#### Work task
Nothing in the listing should be dropped or altered when it is copied.

|---|

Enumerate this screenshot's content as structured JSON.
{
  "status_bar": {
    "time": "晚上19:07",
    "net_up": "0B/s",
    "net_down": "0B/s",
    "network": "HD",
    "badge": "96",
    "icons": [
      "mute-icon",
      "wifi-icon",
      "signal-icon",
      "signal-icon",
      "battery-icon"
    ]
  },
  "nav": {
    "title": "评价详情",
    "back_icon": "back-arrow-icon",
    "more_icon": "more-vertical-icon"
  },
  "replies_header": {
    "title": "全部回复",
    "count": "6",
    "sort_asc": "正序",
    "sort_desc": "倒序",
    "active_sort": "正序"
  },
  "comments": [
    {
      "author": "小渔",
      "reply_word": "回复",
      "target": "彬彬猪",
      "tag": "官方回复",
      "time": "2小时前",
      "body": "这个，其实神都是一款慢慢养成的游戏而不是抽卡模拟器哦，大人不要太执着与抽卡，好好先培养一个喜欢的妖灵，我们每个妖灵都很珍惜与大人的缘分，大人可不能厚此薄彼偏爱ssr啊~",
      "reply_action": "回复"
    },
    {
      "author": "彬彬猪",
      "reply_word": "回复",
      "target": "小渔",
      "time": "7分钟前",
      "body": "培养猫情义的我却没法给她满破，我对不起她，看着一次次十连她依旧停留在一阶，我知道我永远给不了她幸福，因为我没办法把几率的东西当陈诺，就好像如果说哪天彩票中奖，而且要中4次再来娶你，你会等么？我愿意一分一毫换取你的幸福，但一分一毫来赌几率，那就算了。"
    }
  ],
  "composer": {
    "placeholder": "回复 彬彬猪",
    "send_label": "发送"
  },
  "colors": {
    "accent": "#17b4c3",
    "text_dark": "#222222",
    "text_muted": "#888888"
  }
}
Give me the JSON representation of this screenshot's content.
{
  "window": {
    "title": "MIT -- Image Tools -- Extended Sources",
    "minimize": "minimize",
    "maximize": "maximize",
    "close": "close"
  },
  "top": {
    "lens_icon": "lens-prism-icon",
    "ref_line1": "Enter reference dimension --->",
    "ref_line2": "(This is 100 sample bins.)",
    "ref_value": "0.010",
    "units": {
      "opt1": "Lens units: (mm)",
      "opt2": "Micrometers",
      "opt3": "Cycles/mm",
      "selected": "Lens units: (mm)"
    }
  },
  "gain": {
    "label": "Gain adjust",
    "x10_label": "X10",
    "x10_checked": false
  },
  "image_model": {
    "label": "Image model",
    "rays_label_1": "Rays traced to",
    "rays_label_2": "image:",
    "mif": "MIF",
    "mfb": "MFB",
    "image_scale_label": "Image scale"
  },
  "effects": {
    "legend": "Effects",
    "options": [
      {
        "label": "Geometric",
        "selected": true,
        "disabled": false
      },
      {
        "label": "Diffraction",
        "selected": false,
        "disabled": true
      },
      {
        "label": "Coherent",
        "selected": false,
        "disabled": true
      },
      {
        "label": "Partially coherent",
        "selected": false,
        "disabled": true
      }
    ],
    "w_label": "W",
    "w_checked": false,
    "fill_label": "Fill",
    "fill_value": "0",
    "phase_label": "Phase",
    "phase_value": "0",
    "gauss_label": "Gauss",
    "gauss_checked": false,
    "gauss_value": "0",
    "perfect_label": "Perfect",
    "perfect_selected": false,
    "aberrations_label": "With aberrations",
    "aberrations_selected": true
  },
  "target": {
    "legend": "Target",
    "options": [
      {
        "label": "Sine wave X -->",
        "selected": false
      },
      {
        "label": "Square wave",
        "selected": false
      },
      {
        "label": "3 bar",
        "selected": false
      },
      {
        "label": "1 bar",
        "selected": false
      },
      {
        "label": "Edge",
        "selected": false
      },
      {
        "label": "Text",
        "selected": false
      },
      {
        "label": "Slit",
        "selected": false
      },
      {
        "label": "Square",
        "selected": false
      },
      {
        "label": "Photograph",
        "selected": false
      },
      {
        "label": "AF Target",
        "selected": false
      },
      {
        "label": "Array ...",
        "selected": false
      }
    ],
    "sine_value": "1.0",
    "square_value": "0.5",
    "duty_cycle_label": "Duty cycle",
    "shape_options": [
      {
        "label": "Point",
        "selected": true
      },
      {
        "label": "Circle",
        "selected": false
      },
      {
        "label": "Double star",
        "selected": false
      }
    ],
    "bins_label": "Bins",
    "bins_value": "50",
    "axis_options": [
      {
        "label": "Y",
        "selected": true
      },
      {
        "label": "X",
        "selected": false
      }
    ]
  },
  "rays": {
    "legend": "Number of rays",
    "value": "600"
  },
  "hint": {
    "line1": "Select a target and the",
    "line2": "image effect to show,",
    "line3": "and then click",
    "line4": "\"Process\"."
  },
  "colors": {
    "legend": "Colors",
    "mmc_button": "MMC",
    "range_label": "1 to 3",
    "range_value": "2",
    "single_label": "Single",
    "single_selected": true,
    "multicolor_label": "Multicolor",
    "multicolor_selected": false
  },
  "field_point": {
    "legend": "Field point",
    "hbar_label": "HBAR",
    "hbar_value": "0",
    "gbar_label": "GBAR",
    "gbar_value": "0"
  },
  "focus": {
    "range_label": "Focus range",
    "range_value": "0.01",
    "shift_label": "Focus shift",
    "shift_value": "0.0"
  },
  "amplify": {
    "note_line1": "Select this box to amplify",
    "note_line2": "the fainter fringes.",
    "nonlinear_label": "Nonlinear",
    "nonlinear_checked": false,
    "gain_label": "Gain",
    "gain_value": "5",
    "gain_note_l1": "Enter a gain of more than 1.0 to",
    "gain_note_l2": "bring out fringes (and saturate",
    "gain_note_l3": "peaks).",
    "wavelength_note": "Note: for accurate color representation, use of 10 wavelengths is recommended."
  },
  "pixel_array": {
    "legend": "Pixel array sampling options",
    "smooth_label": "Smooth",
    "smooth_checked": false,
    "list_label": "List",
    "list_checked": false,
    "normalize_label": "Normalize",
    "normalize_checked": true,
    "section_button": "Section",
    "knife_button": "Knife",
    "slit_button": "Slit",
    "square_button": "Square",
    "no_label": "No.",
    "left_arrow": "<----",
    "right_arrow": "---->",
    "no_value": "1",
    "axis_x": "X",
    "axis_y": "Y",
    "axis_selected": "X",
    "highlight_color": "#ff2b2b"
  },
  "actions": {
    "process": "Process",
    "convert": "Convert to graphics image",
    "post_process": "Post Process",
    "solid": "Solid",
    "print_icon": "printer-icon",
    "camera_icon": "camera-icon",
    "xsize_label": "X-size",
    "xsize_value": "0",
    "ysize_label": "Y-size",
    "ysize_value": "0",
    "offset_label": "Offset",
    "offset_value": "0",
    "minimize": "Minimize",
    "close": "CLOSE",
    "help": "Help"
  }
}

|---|

#### Answer box
Enumerate this screenshot's content as structured JSON.
{
  "status_bar": {
    "time": "晚上19:07",
    "net_up": "0B/s",
    "net_down": "0B/s",
    "network": "HD",
    "badge": "96",
    "icons": [
      "mute-icon",
      "wifi-icon",
      "signal-icon",
      "signal-icon",
      "battery-icon"
    ]
  },
  "nav": {
    "title": "评价详情",
    "back_icon": "back-arrow-icon",
    "more_icon": "more-vertical-icon"
  },
  "replies_header": {
    "title": "全部回复",
    "count": "6",
    "sort_asc": "正序",
    "sort_desc": "倒序",
    "active_sort": "正序"
  },
  "comments": [
    {
      "author": "小渔",
      "reply_word": "回复",
      "target": "彬彬猪",
      "tag": "官方回复",
      "time": "2小时前",
      "body": "这个，其实神都是一款慢慢养成的游戏而不是抽卡模拟器哦，大人不要太执着与抽卡，好好先培养一个喜欢的妖灵，我们每个妖灵都很珍惜与大人的缘分，大人可不能厚此薄彼偏爱ssr啊~",
      "reply_action": "回复"
    },
    {
      "author": "彬彬猪",
      "reply_word": "回复",
      "target": "小渔",
      "time": "7分钟前",
      "body": "培养猫情义的我却没法给她满破，我对不起她，看着一次次十连她依旧停留在一阶，我知道我永远给不了她幸福，因为我没办法把几率的东西当陈诺，就好像如果说哪天彩票中奖，而且要中4次再来娶你，你会等么？我愿意一分一毫换取你的幸福，但一分一毫来赌几率，那就算了。"
    }
  ],
  "composer": {
    "placeholder": "回复 彬彬猪",
    "send_label": "发送"
  },
  "colors": {
    "accent": "#17b4c3",
    "text_dark": "#222222",
    "text_muted": "#888888"
  }
}
Give me the JSON representation of this screenshot's content.
{
  "window": {
    "title": "MIT -- Image Tools -- Extended Sources",
    "minimize": "minimize",
    "maximize": "maximize",
    "close": "close"
  },
  "top": {
    "lens_icon": "lens-prism-icon",
    "ref_line1": "Enter reference dimension --->",
    "ref_line2": "(This is 100 sample bins.)",
    "ref_value": "0.010",
    "units": {
      "opt1": "Lens units: (mm)",
      "opt2": "Micrometers",
      "opt3": "Cycles/mm",
      "selected": "Lens units: (mm)"
    }
  },
  "gain": {
    "label": "Gain adjust",
    "x10_label": "X10",
    "x10_checked": false
  },
  "image_model": {
    "label": "Image model",
    "rays_label_1": "Rays traced to",
    "rays_label_2": "image:",
    "mif": "MIF",
    "mfb": "MFB",
    "image_scale_label": "Image scale"
  },
  "effects": {
    "legend": "Effects",
    "options": [
      {
        "label": "Geometric",
        "selected": true,
        "disabled": false
      },
      {
        "label": "Diffraction",
        "selected": false,
        "disabled": true
      },
      {
        "label": "Coherent",
        "selected": false,
        "disabled": true
      },
      {
        "label": "Partially coherent",
        "selected": false,
        "disabled": true
      }
    ],
    "w_label": "W",
    "w_checked": false,
    "fill_label": "Fill",
    "fill_value": "0",
    "phase_label": "Phase",
    "phase_value": "0",
    "gauss_label": "Gauss",
    "gauss_checked": false,
    "gauss_value": "0",
    "perfect_label": "Perfect",
    "perfect_selected": false,
    "aberrations_label": "With aberrations",
    "aberrations_selected": true
  },
  "target": {
    "legend": "Target",
    "options": [
      {
        "label": "Sine wave X -->",
        "selected": false
      },
      {
        "label": "Square wave",
        "selected": false
      },
      {
        "label": "3 bar",
        "selected": false
      },
      {
        "label": "1 bar",
        "selected": false
      },
      {
        "label": "Edge",
        "selected": false
      },
      {
        "label": "Text",
        "selected": false
      },
      {
        "label": "Slit",
        "selected": false
      },
      {
        "label": "Square",
        "selected": false
      },
      {
        "label": "Photograph",
        "selected": false
      },
      {
        "label": "AF Target",
        "selected": false
      },
      {
        "label": "Array ...",
        "selected": false
      }
    ],
    "sine_value": "1.0",
    "square_value": "0.5",
    "duty_cycle_label": "Duty cycle",
    "shape_options": [
      {
        "label": "Point",
        "selected": true
      },
      {
        "label": "Circle",
        "selected": false
      },
      {
        "label": "Double star",
        "selected": false
      }
    ],
    "bins_label": "Bins",
    "bins_value": "50",
    "axis_options": [
      {
        "label": "Y",
        "selected": true
      },
      {
        "label": "X",
        "selected": false
      }
    ]
  },
  "rays": {
    "legend": "Number of rays",
    "value": "600"
  },
  "hint": {
    "line1": "Select a target and the",
    "line2": "image effect to show,",
    "line3": "and then click",
    "line4": "\"Process\"."
  },
  "colors": {
    "legend": "Colors",
    "mmc_button": "MMC",
    "range_label": "1 to 3",
    "range_value": "2",
    "single_label": "Single",
    "single_selected": true,
    "multicolor_label": "Multicolor",
    "multicolor_selected": false
  },
  "field_point": {
    "legend": "Field point",
    "hbar_label": "HBAR",
    "hbar_value": "0",
    "gbar_label": "GBAR",
    "gbar_value": "0"
  },
  "focus": {
    "range_label": "Focus range",
    "range_value": "0.01",
    "shift_label": "Focus shift",
    "shift_value": "0.0"
  },
  "amplify": {
    "note_line1": "Select this box to amplify",
    "note_line2": "the fainter fringes.",
    "nonlinear_label": "Nonlinear",
    "nonlinear_checked": false,
    "gain_label": "Gain",
    "gain_value": "5",
    "gain_note_l1": "Enter a gain of more than 1.0 to",
    "gain_note_l2": "bring out fringes (and saturate",
    "gain_note_l3": "peaks).",
    "wavelength_note": "Note: for accurate color representation, use of 10 wavelengths is recommended."
  },
  "pixel_array": {
    "legend": "Pixel array sampling options",
    "smooth_label": "Smooth",
    "smooth_checked": false,
    "list_label": "List",
    "list_checked": false,
    "normalize_label": "Normalize",
    "normalize_checked": true,
    "section_button": "Section",
    "knife_button": "Knife",
    "slit_button": "Slit",
    "square_button": "Square",
    "no_label": "No.",
    "left_arrow": "<----",
    "right_arrow": "---->",
    "no_value": "1",
    "axis_x": "X",
    "axis_y": "Y",
    "axis_selected": "X",
    "highlight_color": "#ff2b2b"
  },
  "actions": {
    "process": "Process",
    "convert": "Convert to graphics image",
    "post_process": "Post Process",
    "solid": "Solid",
    "print_icon": "printer-icon",
    "camera_icon": "camera-icon",
    "xsize_label": "X-size",
    "xsize_value": "0",
    "ysize_label": "Y-size",
    "ysize_value": "0",
    "offset_label": "Offset",
    "offset_value": "0",
    "minimize": "Minimize",
    "close": "CLOSE",
    "help": "Help"
  }
}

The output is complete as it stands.